Learning to use Twitter to its fullest will give you a very valuable tool for growing your business…after all, isn’t that the real bottom line?
7 ways to use Twitter to Gather Competitive Intelligence:
- Twitter Search – You have probably noticed there is a search box at the top of the page, but there is also an advanced searchthat is much more helpful. You can filter for keywords, people, places, and sentiment. Here’s what it looks like:
- Twitter Lists - As the number of people you are following grows it becomes impossible to read all of the posts to find the best ones. Yes, there is still a lot of worthless and useless information some people feel compelled to share. But you want the really good stuff. That’s where lists come in. Here’s a good tutorial from the gang at Twitter on how to use Twitter lists. You can also check Listorious and see who other people have on their lists. And don’t forget to check the lists your competitors have created…you never know what gems you may uncover.
- Social Media Dashboards – Once you have created a number of searches and lists they become very easy to manage if you use a Social Media Dashboard like Hootsuite (my favorite), Seesmic, or Tweetdeck(now owned by Twitter). There are many others, and you can google the term and find a lot of them. You’ll need to spend some time and try a couple until you find one you really like, but it will be well worth your time to do that.
- Set Up Search Alerts - You can also set up email alerts for those people and companies you want to know about. A couple of tools to do that are TweetBeep and Twilert. You can set up filters so you can just get the information you want.
- Conferences & Trade Shows- Check and see if the organizer has set up a hashtag for their event. Those are the words with the # sign in front of the word/phrase. You can then follow that hashtag and see who’s going to be attending and what they are talking about. It would also be a good idea to search for third-party hashtag terms for each specific event as well.

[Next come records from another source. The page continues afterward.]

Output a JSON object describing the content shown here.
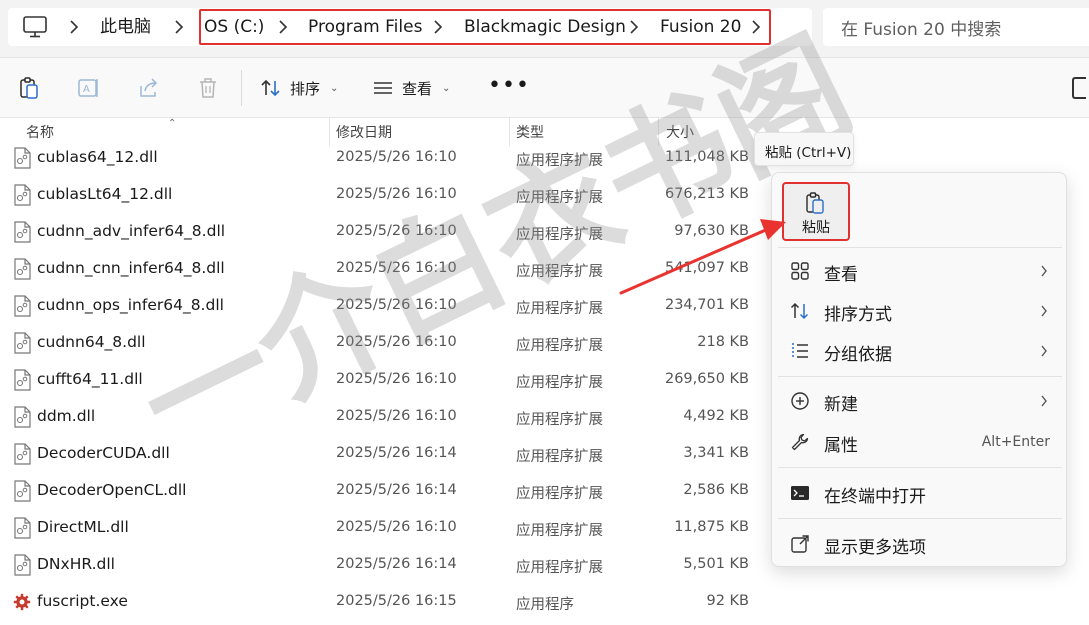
{
  "address_bar": {
    "root": "此电脑",
    "crumbs": [
      "OS (C:)",
      "Program Files",
      "Blackmagic Design",
      "Fusion 20"
    ],
    "icon": "monitor-icon"
  },
  "search": {
    "placeholder": "在 Fusion 20 中搜索"
  },
  "toolbar": {
    "icons": [
      "paste-icon",
      "rename-icon",
      "share-icon",
      "delete-icon"
    ],
    "sort_label": "排序",
    "view_label": "查看",
    "more_label": "•••"
  },
  "columns": {
    "name": "名称",
    "date": "修改日期",
    "type": "类型",
    "size": "大小"
  },
  "files": [
    {
      "name": "cublas64_12.dll",
      "date": "2025/5/26 16:10",
      "type": "应用程序扩展",
      "size": "111,048 KB"
    },
    {
      "name": "cublasLt64_12.dll",
      "date": "2025/5/26 16:10",
      "type": "应用程序扩展",
      "size": "676,213 KB"
    },
    {
      "name": "cudnn_adv_infer64_8.dll",
      "date": "2025/5/26 16:10",
      "type": "应用程序扩展",
      "size": "97,630 KB"
    },
    {
      "name": "cudnn_cnn_infer64_8.dll",
      "date": "2025/5/26 16:10",
      "type": "应用程序扩展",
      "size": "541,097 KB"
    },
    {
      "name": "cudnn_ops_infer64_8.dll",
      "date": "2025/5/26 16:10",
      "type": "应用程序扩展",
      "size": "234,701 KB"
    },
    {
      "name": "cudnn64_8.dll",
      "date": "2025/5/26 16:10",
      "type": "应用程序扩展",
      "size": "218 KB"
    },
    {
      "name": "cufft64_11.dll",
      "date": "2025/5/26 16:10",
      "type": "应用程序扩展",
      "size": "269,650 KB"
    },
    {
      "name": "ddm.dll",
      "date": "2025/5/26 16:10",
      "type": "应用程序扩展",
      "size": "4,492 KB"
    },
    {
      "name": "DecoderCUDA.dll",
      "date": "2025/5/26 16:14",
      "type": "应用程序扩展",
      "size": "3,341 KB"
    },
    {
      "name": "DecoderOpenCL.dll",
      "date": "2025/5/26 16:14",
      "type": "应用程序扩展",
      "size": "2,586 KB"
    },
    {
      "name": "DirectML.dll",
      "date": "2025/5/26 16:10",
      "type": "应用程序扩展",
      "size": "11,875 KB"
    },
    {
      "name": "DNxHR.dll",
      "date": "2025/5/26 16:14",
      "type": "应用程序扩展",
      "size": "5,501 KB"
    },
    {
      "name": "fuscript.exe",
      "date": "2025/5/26 16:15",
      "type": "应用程序",
      "size": "92 KB"
    }
  ],
  "tooltip": {
    "text": "粘贴 (Ctrl+V)"
  },
  "context_menu": {
    "paste_label": "粘贴",
    "items": [
      {
        "label": "查看",
        "icon": "grid-icon",
        "submenu": true
      },
      {
        "label": "排序方式",
        "icon": "sort-icon",
        "submenu": true
      },
      {
        "label": "分组依据",
        "icon": "group-icon",
        "submenu": true
      },
      {
        "label": "新建",
        "icon": "plus-circle-icon",
        "submenu": true
      },
      {
        "label": "属性",
        "icon": "wrench-icon",
        "shortcut": "Alt+Enter"
      },
      {
        "label": "在终端中打开",
        "icon": "terminal-icon"
      },
      {
        "label": "显示更多选项",
        "icon": "external-icon"
      }
    ]
  },
  "colors": {
    "highlight": "#e0312f",
    "arrow": "#e8332f",
    "accent": "#0067c0"
  },
  "watermark": {
    "text": "一介白衣书阁"
  }
}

- Older Twitter updates - Sometimes you may want to get older updates that other tools don’t offer. Use TwapperKeeper to dig up those older updates that might be helpful.
- Stats for Bit.ly Links - Many times you want to know who else tweeted that same link. While bit.ly isn’t the only one used it is very prevalent, and there is a nifty little trick to quickly find out. Copy the link and put it in your browser search bar, but before you hit enter add “+” (without the quotes) to the end of the url. The results page will show who tweeted that link and how many clicks it received.
Please feel free to add any tools you have found helpful or tricks you use in the comments area below.